DATA FOR PROCESSING.
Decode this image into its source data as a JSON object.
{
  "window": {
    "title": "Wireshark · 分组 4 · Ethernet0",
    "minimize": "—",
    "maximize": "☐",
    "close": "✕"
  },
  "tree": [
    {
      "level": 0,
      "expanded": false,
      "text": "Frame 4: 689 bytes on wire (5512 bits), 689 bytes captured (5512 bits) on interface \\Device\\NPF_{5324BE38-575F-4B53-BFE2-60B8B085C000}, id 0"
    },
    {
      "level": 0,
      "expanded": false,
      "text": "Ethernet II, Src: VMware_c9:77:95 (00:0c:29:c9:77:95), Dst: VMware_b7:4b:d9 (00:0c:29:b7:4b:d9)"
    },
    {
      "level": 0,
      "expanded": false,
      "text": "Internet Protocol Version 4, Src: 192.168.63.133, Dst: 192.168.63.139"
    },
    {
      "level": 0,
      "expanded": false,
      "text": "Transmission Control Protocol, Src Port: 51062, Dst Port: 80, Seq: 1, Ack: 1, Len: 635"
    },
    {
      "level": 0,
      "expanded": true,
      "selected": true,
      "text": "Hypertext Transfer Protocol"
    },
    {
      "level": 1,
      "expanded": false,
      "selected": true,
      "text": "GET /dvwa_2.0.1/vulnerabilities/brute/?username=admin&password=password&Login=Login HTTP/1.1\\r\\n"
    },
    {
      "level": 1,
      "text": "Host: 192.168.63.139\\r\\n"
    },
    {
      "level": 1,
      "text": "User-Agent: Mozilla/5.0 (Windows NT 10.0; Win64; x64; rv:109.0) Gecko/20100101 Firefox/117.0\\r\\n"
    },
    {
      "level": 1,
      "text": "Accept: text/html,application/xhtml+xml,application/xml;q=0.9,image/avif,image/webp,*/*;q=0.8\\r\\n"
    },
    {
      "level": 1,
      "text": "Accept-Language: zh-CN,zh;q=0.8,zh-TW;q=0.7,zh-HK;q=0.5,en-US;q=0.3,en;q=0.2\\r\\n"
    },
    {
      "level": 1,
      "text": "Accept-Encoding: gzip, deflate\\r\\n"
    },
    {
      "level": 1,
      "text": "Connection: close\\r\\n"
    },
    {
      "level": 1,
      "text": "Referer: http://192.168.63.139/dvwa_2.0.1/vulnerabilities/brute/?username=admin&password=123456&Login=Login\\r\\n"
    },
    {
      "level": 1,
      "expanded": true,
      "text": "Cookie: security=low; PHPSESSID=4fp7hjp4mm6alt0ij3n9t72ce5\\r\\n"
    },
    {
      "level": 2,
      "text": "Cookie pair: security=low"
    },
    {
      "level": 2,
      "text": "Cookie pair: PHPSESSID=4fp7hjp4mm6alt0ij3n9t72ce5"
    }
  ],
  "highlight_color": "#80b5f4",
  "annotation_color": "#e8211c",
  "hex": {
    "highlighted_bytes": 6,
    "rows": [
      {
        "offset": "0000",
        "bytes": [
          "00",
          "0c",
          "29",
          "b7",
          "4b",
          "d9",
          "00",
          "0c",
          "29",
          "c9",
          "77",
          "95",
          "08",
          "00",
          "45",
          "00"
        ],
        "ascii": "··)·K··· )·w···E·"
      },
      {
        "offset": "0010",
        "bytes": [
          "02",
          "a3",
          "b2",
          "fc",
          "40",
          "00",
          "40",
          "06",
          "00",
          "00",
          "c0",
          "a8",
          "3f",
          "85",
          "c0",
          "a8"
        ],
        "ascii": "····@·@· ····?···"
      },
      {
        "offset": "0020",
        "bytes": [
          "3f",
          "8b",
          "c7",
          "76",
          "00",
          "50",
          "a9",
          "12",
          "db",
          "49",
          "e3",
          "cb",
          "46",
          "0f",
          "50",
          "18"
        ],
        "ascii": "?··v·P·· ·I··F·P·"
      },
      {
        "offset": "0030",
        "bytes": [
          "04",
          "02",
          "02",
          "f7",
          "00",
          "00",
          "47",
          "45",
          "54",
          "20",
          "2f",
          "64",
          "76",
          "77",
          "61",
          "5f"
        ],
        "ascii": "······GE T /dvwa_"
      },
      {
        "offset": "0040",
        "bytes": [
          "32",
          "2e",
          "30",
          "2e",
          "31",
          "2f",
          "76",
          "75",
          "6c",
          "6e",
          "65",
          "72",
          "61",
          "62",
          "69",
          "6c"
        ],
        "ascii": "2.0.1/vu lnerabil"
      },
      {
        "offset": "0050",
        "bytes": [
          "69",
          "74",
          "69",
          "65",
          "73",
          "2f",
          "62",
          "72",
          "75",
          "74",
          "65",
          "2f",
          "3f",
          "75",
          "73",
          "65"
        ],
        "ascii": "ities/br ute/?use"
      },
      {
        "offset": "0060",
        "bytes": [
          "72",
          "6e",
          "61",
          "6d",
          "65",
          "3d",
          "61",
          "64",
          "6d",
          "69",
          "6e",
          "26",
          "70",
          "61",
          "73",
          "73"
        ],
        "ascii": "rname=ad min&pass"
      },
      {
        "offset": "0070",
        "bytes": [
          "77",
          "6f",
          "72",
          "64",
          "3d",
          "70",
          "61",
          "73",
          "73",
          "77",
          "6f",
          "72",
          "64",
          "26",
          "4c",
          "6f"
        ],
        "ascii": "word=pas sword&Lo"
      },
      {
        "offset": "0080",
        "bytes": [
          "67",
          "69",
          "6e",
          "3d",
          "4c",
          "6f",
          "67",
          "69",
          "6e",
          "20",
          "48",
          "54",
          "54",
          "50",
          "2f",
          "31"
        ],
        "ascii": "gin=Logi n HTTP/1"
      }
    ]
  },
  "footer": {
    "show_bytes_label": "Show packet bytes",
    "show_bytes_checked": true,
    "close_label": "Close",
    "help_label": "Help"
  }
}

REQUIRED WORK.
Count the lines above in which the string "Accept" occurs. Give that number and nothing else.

RESULT OF THIS EXERCISE.
3